1. Theory

Theory, as we use the term in this context, leads to a formal verification of the developed algorithm. For this, it utilizes a reasonable (mathematical and logical) formalism and useful notation to show that the algorithm is indeed solving the given computational problem. The quality of the solution can be demonstrated as well. As an example, numerical analysts can provide promising convergence results or insightful upper bounds on approximation errors. Additionally, formal formulations can also lead to useful abstractions which potentially broadens the applicability of the method.

Most of theory is done by mathematicians, or at least in a mathematical way. Mathematical areas that are often applied are, e.g., linear algebra, calculus, numerical mathematics, probability theory, and statistics. However, also theoretical areas from computer science, as e.g., computability theory or complexity theory, can play a role here depending on the concrete case.

2. Methodology

As mentioned, this is certainly the core of the scientific computing approach. The main job of this part is the development of methods, algorithms, or techniques to solve the computational problem at hand. Preferably, the approaches need to be described algorithmically such that others can understand them. It is then the theorist’s task to provide a proof of the quality of the approach to the community. The implementation in software can get started as soon as there is a reasonable description of the method and a sufficiently large chance of success.

In our view, it is indeterminate whether the methodological part is dominated by mathematics or computer science. We find that both disciplines can equally contribute here.

3. Implementation

Implementing a proposed method or algorithm is software development, more or less. Of course, if the problem is highly computationally expensive, techniques of high performance computing, which we also see as part of implementation, should be applied. It is the job of the software developer (or computer scientist) to produce code that efficiently executes the idea of the algorithm. In this respect, software validation by suitable tests showing the correctness of the implementation is also necessary at this point.

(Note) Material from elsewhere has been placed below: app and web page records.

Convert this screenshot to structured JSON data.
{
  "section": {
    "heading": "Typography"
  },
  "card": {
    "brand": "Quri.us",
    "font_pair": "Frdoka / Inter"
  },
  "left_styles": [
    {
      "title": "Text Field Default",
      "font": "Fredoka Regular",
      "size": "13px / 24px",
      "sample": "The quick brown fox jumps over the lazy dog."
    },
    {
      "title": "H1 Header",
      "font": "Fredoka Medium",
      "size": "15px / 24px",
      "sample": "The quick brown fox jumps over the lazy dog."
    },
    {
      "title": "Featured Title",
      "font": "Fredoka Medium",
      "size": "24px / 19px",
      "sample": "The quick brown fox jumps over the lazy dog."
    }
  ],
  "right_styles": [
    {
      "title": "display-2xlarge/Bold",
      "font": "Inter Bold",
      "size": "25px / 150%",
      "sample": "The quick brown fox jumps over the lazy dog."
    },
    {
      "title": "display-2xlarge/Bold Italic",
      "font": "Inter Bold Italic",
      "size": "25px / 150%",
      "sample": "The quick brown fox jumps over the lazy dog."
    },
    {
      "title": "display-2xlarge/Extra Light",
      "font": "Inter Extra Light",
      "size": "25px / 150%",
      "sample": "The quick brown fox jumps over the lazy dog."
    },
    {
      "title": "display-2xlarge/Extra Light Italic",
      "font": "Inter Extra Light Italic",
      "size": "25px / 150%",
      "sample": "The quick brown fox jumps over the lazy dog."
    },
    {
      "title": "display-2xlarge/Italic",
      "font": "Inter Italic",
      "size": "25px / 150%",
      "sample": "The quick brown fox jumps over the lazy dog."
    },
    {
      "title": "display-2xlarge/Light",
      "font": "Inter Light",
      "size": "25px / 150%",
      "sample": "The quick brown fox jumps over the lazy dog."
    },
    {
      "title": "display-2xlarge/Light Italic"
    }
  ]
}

Since this part is mostly about software development, it is certainly dominated by computer science. Of course, programming can also be done by mathematicians who however act as software developers then.

Theoretically, all of the above three parts can be done by one and the same person. Though, there is more than one scientist involved in most cases since approaches can consist of multiple sufficiently complex subtasks that need to be handled by specialists.

Distinction from Computational Science

In contrast to a definition from Wikipedia, which does not differ between SC and Computational Science (ClS; to distinguish from CS which is often used for computer science), we would like to promote such a distinction.

The focus with SC lies on the computing or computation aspect, in our opinion. In other words, we have a computational problem that is tried to be solved scientifically and that orientates on the three pillars mentioned above.

On the other hand, ClS, as the term says, is doing science, science in a computational manner. This means that ClS tries to answer questions from a certain scientific area and hence always has the application in mind. For example, problems from astrophysics are nowadays often solved computationally by simulations involving mathematical models that aim to reflect reality. We can thus say that “SC is applied to do ClS” in this case. Of course, computational problems in SC can be motivated by questions from ClS or from a certain scientific discipline directly, but do not necessarily need to. Problems in SC can also emerge from other problems in SC.


This text tried to formulate a new definition of Scientific Computing. Existing approaches are often based on questions like which mathematical or computer science areas contribute to SC, which is rather subjective. We aimed for establishing objectivity in the new definition by following another approach called the three pillars of SC: theory, methodology, implementation. Finally, an explicit distinction to Computational Science was made which however conflicts with other attempts; see, e.g., Wikipedia.